[Records provided]
<<<<

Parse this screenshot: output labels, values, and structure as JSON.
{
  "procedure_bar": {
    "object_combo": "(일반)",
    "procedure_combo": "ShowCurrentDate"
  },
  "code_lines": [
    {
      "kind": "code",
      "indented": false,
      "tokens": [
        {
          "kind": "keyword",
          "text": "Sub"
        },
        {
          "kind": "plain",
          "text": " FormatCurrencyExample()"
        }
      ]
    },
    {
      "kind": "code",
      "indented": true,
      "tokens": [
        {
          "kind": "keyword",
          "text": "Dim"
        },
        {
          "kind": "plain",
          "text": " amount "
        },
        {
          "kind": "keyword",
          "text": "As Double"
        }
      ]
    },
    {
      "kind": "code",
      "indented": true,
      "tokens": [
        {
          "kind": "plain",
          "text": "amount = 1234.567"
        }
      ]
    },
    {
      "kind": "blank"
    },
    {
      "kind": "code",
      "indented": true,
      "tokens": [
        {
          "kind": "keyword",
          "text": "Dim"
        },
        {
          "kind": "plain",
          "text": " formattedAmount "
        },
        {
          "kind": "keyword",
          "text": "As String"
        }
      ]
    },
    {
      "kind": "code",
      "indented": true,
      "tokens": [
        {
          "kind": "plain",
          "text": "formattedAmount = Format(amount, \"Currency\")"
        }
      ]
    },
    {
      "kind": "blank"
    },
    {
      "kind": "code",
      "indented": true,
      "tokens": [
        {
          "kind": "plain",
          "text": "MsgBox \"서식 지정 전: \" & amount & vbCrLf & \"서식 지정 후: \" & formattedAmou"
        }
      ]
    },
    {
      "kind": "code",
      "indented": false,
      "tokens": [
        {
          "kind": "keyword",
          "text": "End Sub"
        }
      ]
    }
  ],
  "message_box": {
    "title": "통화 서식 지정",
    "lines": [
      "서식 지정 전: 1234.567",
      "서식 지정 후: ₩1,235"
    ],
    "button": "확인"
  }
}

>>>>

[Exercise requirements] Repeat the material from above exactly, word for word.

[Answer space]
Parse this screenshot: output labels, values, and structure as JSON.
{
  "procedure_bar": {
    "object_combo": "(일반)",
    "procedure_combo": "ShowCurrentDate"
  },
  "code_lines": [
    {
      "kind": "code",
      "indented": false,
      "tokens": [
        {
          "kind": "keyword",
          "text": "Sub"
        },
        {
          "kind": "plain",
          "text": " FormatCurrencyExample()"
        }
      ]
    },
    {
      "kind": "code",
      "indented": true,
      "tokens": [
        {
          "kind": "keyword",
          "text": "Dim"
        },
        {
          "kind": "plain",
          "text": " amount "
        },
        {
          "kind": "keyword",
          "text": "As Double"
        }
      ]
    },
    {
      "kind": "code",
      "indented": true,
      "tokens": [
        {
          "kind": "plain",
          "text": "amount = 1234.567"
        }
      ]
    },
    {
      "kind": "blank"
    },
    {
      "kind": "code",
      "indented": true,
      "tokens": [
        {
          "kind": "keyword",
          "text": "Dim"
        },
        {
          "kind": "plain",
          "text": " formattedAmount "
        },
        {
          "kind": "keyword",
          "text": "As String"
        }
      ]
    },
    {
      "kind": "code",
      "indented": true,
      "tokens": [
        {
          "kind": "plain",
          "text": "formattedAmount = Format(amount, \"Currency\")"
        }
      ]
    },
    {
      "kind": "blank"
    },
    {
      "kind": "code",
      "indented": true,
      "tokens": [
        {
          "kind": "plain",
          "text": "MsgBox \"서식 지정 전: \" & amount & vbCrLf & \"서식 지정 후: \" & formattedAmou"
        }
      ]
    },
    {
      "kind": "code",
      "indented": false,
      "tokens": [
        {
          "kind": "keyword",
          "text": "End Sub"
        }
      ]
    }
  ],
  "message_box": {
    "title": "통화 서식 지정",
    "lines": [
      "서식 지정 전: 1234.567",
      "서식 지정 후: ₩1,235"
    ],
    "button": "확인"
  }
}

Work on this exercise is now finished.